The article compares two models of the Church government, which since Vatican II are often in a certain antagonism in the Catholic Church. The model of „Communio” builds the Universal Church from the local church (i.e. the diocesis); the model of „Iurisdictio” (or „Hierarchy”) starts from the primacy of jurisdiction of the bishop of Rom (and separates „ordo“ and „iurisdictio”) The author proposes (with Walter Kasper) a synthesis of „iuris-dictio” and „ordo” as a theological theme for the third Christian millennium. A special place is given to the discussion of the ecclesiology of Joseph Ratzinger, who demonstrates a development from the significance of the collegiality of the episcopate to the „martyria” of the single bishop in the relation of primacy and collegiality
The article is a topic outline of the theology of the Church’s unity.
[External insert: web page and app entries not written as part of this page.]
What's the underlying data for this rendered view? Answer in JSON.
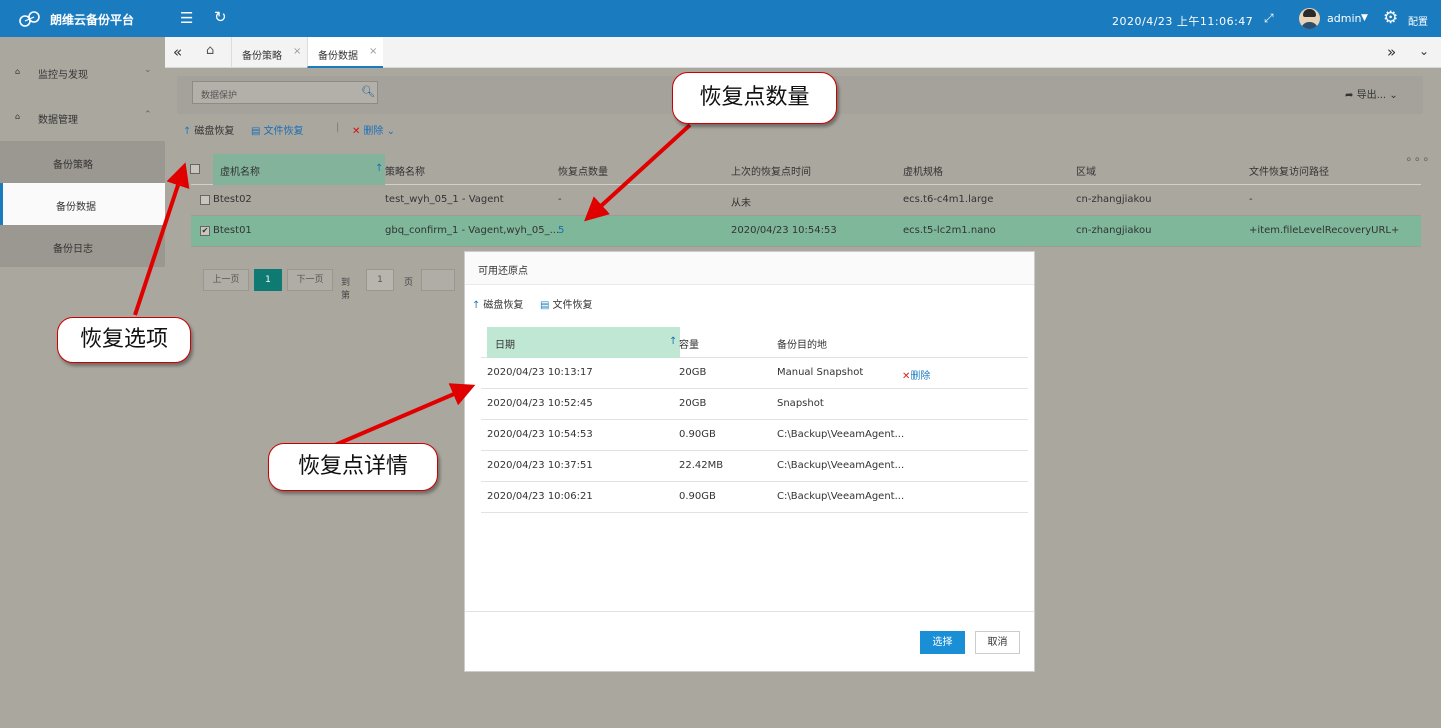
{
  "topbar": {
    "brand": "朗维云备份平台",
    "datetime": "2020/4/23 上午11:06:47",
    "user": "admin",
    "config": "配置",
    "icons": [
      "logo-icon",
      "menu-icon",
      "refresh-icon",
      "fullscreen-icon",
      "gear-icon"
    ]
  },
  "sidebar": {
    "groups": [
      {
        "label": "监控与发现"
      },
      {
        "label": "数据管理"
      }
    ],
    "items": [
      {
        "label": "备份策略"
      },
      {
        "label": "备份数据"
      },
      {
        "label": "备份日志"
      }
    ]
  },
  "tabs": [
    {
      "label": "备份策略"
    },
    {
      "label": "备份数据"
    }
  ],
  "toolbar": {
    "search_placeholder": "数据保护",
    "export": "导出...",
    "disk_restore": "磁盘恢复",
    "file_restore": "文件恢复",
    "delete": "删除"
  },
  "table": {
    "columns": [
      "虚机名称",
      "策略名称",
      "恢复点数量",
      "上次的恢复点时间",
      "虚机规格",
      "区域",
      "文件恢复访问路径"
    ],
    "rows": [
      {
        "name": "Btest02",
        "policy": "test_wyh_05_1 - Vagent",
        "count": "-",
        "last": "从未",
        "spec": "ecs.t6-c4m1.large",
        "region": "cn-zhangjiakou",
        "path": "-",
        "selected": false
      },
      {
        "name": "Btest01",
        "policy": "gbq_confirm_1 - Vagent,wyh_05_...",
        "count": "5",
        "last": "2020/04/23 10:54:53",
        "spec": "ecs.t5-lc2m1.nano",
        "region": "cn-zhangjiakou",
        "path": "+item.fileLevelRecoveryURL+",
        "selected": true
      }
    ]
  },
  "pager": {
    "prev": "上一页",
    "page": "1",
    "next": "下一页",
    "goto": "到第",
    "input": "1",
    "unit": "页"
  },
  "modal": {
    "title": "可用还原点",
    "disk_restore": "磁盘恢复",
    "file_restore": "文件恢复",
    "columns": [
      "日期",
      "容量",
      "备份目的地"
    ],
    "rows": [
      {
        "date": "2020/04/23 10:13:17",
        "size": "20GB",
        "dest": "Manual Snapshot",
        "delete": "删除"
      },
      {
        "date": "2020/04/23 10:52:45",
        "size": "20GB",
        "dest": "Snapshot"
      },
      {
        "date": "2020/04/23 10:54:53",
        "size": "0.90GB",
        "dest": "C:\\Backup\\VeeamAgent..."
      },
      {
        "date": "2020/04/23 10:37:51",
        "size": "22.42MB",
        "dest": "C:\\Backup\\VeeamAgent..."
      },
      {
        "date": "2020/04/23 10:06:21",
        "size": "0.90GB",
        "dest": "C:\\Backup\\VeeamAgent..."
      }
    ],
    "select": "选择",
    "cancel": "取消"
  },
  "callouts": {
    "restore_count": "恢复点数量",
    "restore_options": "恢复选项",
    "restore_details": "恢复点详情"
  },
  "colors": {
    "topbar": "#1b7bbf",
    "accent": "#1b8fd6",
    "annotation": "#e00000"
  }
}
It shows the spectrum of contemporary reflection on this attribute of the Church mentioned in the Nicene-Con-stantinople Symbol (credo in unam Ecclesiam). The reflection includes biblical categories, especially the idea of koinōnia/communio, emphasizing the Trinitarian basis for unity of the Church, and its concrete means – bonds of unity. Among these means of unity, particular attention is paid to the bond of faith, the sacraments and ecclesiastical governance, nota-bly the universal ministry of Christian unity. Individual Churches (denominations) have different visions of unity, but also these concepts are the subject of ecumenical dialogue. The most recent ecumenical vision on the Church, including its unity, is the document of the World Council of Churches Commission on Faith and Order, Towards a Common Vision of the Church (published in 2013). Christian Churches involved in the contemporary ecumenical dialogue are aware that the unity of the Church is a reality given and set, yet incomplete and imperfect, so to speak “on the way”. In this sense they can express their spero in unam Ecclesiam.
Joseph Ratzinger discusses papal primacy in the Church, which is a communio based on the relationship between primacy and collegiality. Therefore, he supports jurisdictional primacy executed not in a monarchical way, but collegially, with the Pope as the head of the college of bishops. Joseph Ratzinger discusses the Petrine primacy in the New Testament, which he considers a starting point for a discussion about the succession of Peter’s office, choosing (via media) between papalism and conciliarism. He, therefore, focuses on the personal aspect of primacy connected with a given person. Moreover, the article discusses the relationship between the papacy and doctrinal infallibility. It also poses the question whether after his renunciation Benedict XVI still retains the charisma of doctrinal infallibility (or authentic orthodoxy) and how this refers to the current Pope Francis.